instruere...inlustrare...delectare Disputations

Monday, August 09, 2004

Family resemblance

In a way, St. Dominic makes an unlikely Dominican.

The founder of an order of theologians himself contributed nothing, basically, to theology. The founder of an order of scholars himself wasn't interested in studying. The founder of an order of academics himself never held an academic position. The founder of an order that produced two doctors of the Church in the decades after its founding himself is not a doctor of the Church (and would have no business being one). The founder of the Order of Preachers himself left us no real samples of his preaching.

But the Order of Preachers is not about forming its members into new St. Dominics. Which is just as well, since if it were all we'd know about it would come from a paragraph on the optional memorial of St. Domingo and Companions, Martyrs, who were killed while preaching the Gospel to the Tartars about the year 1220.

What the Order of Preachers is about, what St. Dominic was about, is identified in the opening words of the Fundamental Constitution of the friars:
The purpose of the Order was expressed by Pope Honorius III writing to St. Dominic and his brothers in these words: "He who ever makes His Church fruitful with new offspring, wanting to make these modern times measure up to former times, and to propagate the Catholic faith, inspired you with a holy desire by which, having embraced poverty and made profession of regular life, you have given yourselves to the proclamation of the Word of God, preaching the name of our Lord Jesus Christ throughout the world.

For the Order of Friars Preachers founded by St. Dominic "is known from the beginning to have been instituted especially for preaching and the salvation of souls."
That is the end of the Order of Preachers: preaching and the salvation of souls.
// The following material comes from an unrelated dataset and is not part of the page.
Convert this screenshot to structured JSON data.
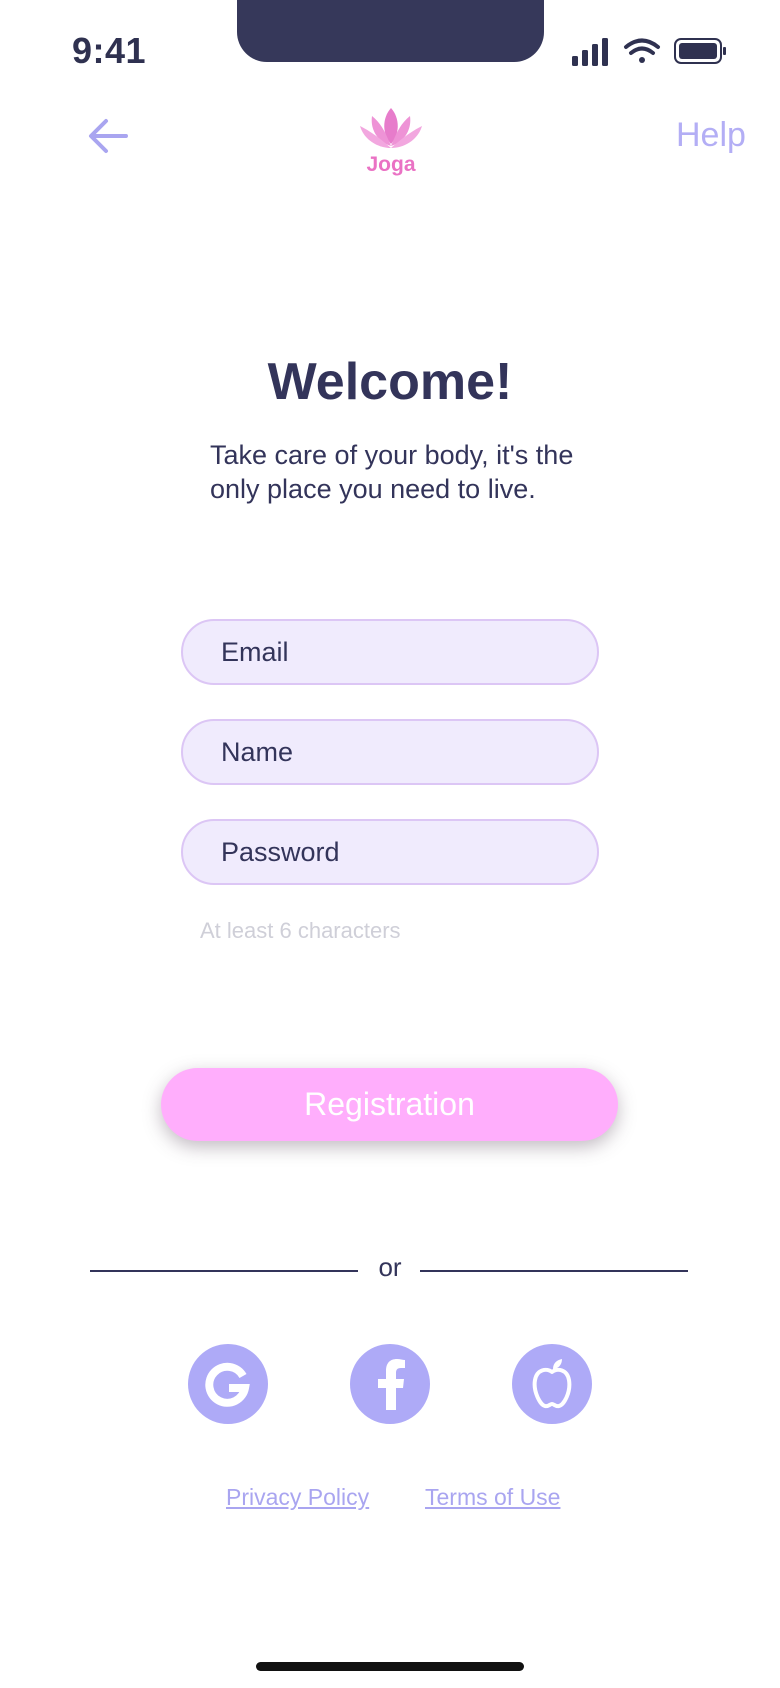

It is, you'll note, a subjective end; the subjects are the souls to be saved through preaching. The means to a subjective end are necessarily subjective. The way you preach to someone dying in an American hospital is not necessarily the way you preach to someone in a university in Pakistan. The way you preach in 2004 Germany is not necessarily the way you preach in 1904 France.

That is why the specifics of St. Dominic's personality and life are not precisely copied by his faithful children. What defined him, what defines his Order, is the end sought, and the ways in which this end is sought are as different as the times, places, and people who seek it.

I'm not saying there are no means whatsoever common to all Dominicans. Preaching the name of our Lord Jesus Christ does have an objective component -- viz., our Lord Jesus Christ -- and St. Dominic's enduring vision of the Order is that a balance between prayer, study, and the common life is the means by which Dominicans acquire Jesus in their hearts in order to preach Him to others.

And I'm not saying the specifics of St. Dominic's personality and life do not at all influence his faithful children. The stories of his life have always been mined for their wisdom and guidance. Still, it's worth pointing out that he may not even have been aware of perhaps his richest personal example to the Order -- his Nine Ways of Prayer, written after his death from reports of those who had observed him -- and that the lessons they teach are not about preaching per se, but about the absorption in holiness necessary to preach as a saint.

Finally, his whole life teaches his children boldness and flexibility in response to the local need. To miss this while trying to recreate the details of a medieval Spanish priest's biography is to miss the gift St. Dominic has given the Order and the Church.

[I'll stipulate here that the above is pretty much all my personal opinion, and you can expect other Dominicans to disagree.]